Chevrolet announced this morning that the Chevrolet Avalanche will end its run with the 2013 model year. Chevy also announced a special edition Black Diamond Avalanche. Black Diamond Avalanches will feature body-colored bed surrounds, a unique badge on the sail panel, additional features on LS and LT models, and lower prices across the lineup.
“More than 580,000 Avalanches have been sold since its introduction in 2001, and Avalanche has won major awards and recognitions throughout its run,” said Mark Clawson, Avalanche marketing manager. “So it is only fitting that Avalanche retires on a high note.”
“The Chevrolet Avalanche was one of the earliest forays into re-inventing the traditional pickup truck, said Michelle Krebs, senior analyst, Edmunds.com. “It was a vehicle that maintained the traditional truck image and capability but was more versatile for the person buying it for personal use more than work – a lifestyle truck more than a work truck. Other variations on the theme from competitors followed the Avalanche’s debut.”
Originally a concept presented at the 2000 North American International Auto Show in Detroit, the Avalanche and its clone, the Cadillac Escalade EXT, were based on the Chevy Suburban platform. Unusual features included a “midgate” that allowed the owner to expand the cargo area by folding down the rear seats and mid-gate and removing a rear glass panel, opening the cab to the elements. In addition to creating thermoclines in the cab as air-conditioning and heating fought the great outdoors, the early midgate system also had problems with leaks and made the Avalanche and Escalade attractive to thieves. Another widespread problem was unsightly bleaching of the cladding applied to Avalanches from 2001 to 2003. GM did address these problems and owners have been generally pleased with their vehicles. The Avalanche was named Motor Trends’ Truck of the Year in 2002.
The Avalanche was supposed to help General Motors end Ford’s long reign as king of the pickups. While aggregate sales of the Avalanche, Escalade, Silverado and GMC Sierra often exceeded sales of the F-150, the Avalanche itself was usually more successful in cannibalizing Silverado sales than generating conquests from Ford and Dodge.
Avalanche sales peaked at 93,482 in 2003 and were gradually declining until 2007. In 2008, sales plunged 37.0 percent followed by a complete nosedive in 2009, when sales totaled 16,432, just 17.8 percent of peak sales. Sales have risen in the past couple of years but the market no longer justified development of a long-overdue replacement. Through the end of March 2012, Chevrolet has sold 589,719 Avalanches.

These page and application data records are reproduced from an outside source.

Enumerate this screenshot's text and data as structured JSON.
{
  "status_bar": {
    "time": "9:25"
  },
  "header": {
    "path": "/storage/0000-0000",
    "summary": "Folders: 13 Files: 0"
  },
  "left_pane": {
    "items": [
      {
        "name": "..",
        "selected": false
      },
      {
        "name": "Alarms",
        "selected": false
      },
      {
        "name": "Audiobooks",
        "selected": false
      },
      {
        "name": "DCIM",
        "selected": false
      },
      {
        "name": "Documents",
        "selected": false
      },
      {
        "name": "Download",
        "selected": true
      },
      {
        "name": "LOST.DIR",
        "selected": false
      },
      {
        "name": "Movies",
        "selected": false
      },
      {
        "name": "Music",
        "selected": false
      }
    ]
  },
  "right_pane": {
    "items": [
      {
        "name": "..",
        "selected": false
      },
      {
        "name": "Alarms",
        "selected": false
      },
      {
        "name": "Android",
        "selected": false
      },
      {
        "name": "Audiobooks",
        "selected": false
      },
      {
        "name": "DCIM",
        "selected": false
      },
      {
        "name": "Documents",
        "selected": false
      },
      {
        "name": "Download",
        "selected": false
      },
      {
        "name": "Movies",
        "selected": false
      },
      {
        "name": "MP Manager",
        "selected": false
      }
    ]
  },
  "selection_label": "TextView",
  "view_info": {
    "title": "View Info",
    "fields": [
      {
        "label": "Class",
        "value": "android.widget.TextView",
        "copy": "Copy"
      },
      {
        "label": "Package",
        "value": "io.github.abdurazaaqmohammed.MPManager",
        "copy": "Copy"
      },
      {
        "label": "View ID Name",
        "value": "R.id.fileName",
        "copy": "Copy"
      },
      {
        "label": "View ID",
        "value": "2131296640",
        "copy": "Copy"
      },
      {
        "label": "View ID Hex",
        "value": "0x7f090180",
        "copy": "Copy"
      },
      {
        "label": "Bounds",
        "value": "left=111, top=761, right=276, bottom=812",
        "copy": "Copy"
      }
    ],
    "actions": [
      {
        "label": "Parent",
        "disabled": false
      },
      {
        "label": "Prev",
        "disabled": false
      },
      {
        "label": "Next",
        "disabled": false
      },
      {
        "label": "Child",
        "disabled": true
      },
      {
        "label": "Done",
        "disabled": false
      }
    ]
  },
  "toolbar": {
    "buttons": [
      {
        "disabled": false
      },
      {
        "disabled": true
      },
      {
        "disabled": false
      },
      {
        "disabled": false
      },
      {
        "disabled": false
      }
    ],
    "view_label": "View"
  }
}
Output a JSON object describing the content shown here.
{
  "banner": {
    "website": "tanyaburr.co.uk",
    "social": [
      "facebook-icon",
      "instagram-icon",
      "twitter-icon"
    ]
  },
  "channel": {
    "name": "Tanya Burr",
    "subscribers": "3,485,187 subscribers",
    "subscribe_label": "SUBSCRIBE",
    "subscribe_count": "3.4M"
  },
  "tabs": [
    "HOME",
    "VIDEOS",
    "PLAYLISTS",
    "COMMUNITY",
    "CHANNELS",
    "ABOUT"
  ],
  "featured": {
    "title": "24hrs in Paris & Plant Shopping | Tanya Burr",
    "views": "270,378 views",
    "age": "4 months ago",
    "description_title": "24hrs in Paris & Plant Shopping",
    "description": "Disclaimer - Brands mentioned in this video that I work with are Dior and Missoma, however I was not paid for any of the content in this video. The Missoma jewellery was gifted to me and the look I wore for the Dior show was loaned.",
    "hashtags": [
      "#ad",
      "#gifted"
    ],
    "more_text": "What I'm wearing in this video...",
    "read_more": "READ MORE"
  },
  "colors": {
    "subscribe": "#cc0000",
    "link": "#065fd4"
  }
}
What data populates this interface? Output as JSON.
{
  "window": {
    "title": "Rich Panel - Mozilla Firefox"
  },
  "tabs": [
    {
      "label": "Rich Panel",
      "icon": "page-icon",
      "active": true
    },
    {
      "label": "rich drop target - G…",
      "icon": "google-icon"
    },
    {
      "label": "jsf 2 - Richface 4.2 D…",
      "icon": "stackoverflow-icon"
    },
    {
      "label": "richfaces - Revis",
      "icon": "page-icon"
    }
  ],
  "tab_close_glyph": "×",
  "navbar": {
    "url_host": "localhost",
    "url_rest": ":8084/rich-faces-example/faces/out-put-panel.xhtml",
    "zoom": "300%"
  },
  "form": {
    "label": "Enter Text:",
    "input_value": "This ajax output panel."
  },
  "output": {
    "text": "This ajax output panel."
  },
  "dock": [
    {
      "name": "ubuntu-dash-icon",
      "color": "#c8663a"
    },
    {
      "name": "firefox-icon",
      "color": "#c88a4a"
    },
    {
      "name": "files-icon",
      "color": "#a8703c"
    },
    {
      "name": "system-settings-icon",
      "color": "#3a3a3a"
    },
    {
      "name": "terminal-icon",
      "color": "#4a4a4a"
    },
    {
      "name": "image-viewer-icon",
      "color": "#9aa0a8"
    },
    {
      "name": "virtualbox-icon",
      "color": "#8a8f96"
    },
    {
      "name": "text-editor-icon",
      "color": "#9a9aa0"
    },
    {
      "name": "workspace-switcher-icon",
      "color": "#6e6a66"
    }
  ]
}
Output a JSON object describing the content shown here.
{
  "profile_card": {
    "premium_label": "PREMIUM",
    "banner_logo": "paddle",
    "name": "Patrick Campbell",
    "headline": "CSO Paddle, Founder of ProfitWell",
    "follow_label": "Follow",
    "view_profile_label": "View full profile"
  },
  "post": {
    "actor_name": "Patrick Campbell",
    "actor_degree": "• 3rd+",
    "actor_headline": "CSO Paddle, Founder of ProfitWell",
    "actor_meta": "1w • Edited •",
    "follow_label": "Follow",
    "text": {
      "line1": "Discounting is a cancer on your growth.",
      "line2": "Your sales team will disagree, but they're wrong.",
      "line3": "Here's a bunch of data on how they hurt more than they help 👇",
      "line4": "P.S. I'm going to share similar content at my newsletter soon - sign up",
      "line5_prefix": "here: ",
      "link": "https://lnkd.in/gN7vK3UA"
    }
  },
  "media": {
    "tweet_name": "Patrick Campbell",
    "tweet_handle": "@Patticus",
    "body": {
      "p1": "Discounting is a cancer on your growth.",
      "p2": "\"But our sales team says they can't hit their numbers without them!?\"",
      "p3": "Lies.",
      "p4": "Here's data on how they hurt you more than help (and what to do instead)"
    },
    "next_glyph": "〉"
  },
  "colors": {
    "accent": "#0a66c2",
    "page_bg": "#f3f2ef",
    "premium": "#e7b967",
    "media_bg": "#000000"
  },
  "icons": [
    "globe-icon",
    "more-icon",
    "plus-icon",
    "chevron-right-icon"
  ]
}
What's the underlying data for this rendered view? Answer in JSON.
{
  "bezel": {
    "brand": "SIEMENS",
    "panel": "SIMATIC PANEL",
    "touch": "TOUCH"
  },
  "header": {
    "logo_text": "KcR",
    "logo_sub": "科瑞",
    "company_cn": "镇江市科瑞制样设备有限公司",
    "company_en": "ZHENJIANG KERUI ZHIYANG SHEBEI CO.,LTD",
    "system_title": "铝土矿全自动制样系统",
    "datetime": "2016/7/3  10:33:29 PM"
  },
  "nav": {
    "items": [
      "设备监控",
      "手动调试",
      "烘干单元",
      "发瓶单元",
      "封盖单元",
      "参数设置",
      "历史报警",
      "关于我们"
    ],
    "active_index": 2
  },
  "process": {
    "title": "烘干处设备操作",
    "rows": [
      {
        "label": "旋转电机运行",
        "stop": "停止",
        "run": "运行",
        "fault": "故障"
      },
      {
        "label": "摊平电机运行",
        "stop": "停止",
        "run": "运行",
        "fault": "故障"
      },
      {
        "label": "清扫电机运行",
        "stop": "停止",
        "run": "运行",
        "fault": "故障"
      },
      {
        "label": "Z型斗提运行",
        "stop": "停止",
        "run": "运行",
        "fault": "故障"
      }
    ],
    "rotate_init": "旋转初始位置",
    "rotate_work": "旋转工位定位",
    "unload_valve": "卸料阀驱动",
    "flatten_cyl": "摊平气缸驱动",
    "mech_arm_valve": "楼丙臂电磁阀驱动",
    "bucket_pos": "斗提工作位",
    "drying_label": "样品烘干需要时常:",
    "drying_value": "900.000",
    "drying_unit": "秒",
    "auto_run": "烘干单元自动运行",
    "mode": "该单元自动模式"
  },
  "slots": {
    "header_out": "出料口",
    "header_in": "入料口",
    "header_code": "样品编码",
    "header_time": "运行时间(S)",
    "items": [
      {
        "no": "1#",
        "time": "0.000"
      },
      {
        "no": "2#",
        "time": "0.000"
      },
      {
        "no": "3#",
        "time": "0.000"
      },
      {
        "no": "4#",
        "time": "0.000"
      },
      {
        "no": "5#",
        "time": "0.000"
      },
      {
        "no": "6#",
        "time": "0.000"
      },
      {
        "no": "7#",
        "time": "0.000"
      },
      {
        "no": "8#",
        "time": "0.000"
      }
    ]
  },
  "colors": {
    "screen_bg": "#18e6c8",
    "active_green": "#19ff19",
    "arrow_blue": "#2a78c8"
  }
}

The Avalanche and Escalade did have a big impact on the full-size pickup market, making the crew cab a more popular body style than was previously the case: crew cabs now account for a majority of full-size pickup sales. They were also popular with those whose actual needs for a pickup’s utility were secondary to its usefulness as a family vehicle. Up until the recession and gas price crisis of 2007-2008, this segment of pickup buyers accounted for a large part of the rapid expansion of the U.S. pickup market.
“Although Avalanche sales have tapered off in recent years, as crew cabs have grown to dominate Silverado sales, we know there are many Avalanche enthusiasts among Chevy customers,” said Clawson. “The Black Diamond Avalanche is our way of saying ‘Thank you’ and making it just a little more attractive to own one more Avalanche.”
|CHEVROLET AVALANCHE SALES HISTORY|
|Total to Date||589,719|